> **What you have to do**:
Please filter the entries and return only the lines that include "content".

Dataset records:
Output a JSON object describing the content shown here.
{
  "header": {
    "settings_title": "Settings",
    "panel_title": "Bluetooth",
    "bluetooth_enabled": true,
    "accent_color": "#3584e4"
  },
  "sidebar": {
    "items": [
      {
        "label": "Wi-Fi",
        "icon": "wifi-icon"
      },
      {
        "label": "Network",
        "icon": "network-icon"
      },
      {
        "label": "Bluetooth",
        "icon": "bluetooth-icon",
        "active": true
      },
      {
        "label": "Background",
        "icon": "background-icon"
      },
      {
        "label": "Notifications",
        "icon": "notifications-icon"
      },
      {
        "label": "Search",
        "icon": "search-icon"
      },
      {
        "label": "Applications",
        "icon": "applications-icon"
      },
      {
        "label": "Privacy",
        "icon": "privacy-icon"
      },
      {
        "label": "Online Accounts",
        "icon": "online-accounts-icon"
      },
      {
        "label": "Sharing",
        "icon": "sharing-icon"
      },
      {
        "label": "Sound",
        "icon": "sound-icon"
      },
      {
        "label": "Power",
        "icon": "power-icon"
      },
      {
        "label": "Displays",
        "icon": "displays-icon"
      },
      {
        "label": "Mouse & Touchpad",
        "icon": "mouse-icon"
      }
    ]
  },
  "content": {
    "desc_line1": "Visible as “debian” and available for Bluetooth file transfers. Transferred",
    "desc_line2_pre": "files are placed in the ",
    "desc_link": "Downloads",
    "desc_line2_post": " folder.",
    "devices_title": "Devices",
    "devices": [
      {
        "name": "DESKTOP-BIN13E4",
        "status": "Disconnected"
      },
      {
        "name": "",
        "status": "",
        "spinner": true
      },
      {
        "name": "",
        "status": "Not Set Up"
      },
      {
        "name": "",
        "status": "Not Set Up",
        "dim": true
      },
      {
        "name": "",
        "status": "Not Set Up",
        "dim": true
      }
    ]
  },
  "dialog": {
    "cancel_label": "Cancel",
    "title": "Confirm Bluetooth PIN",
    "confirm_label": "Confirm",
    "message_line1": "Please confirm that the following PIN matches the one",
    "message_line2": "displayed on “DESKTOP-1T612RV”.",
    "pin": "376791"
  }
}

> **Answer section**:
Output a JSON object describing the content shown here.
  "content": {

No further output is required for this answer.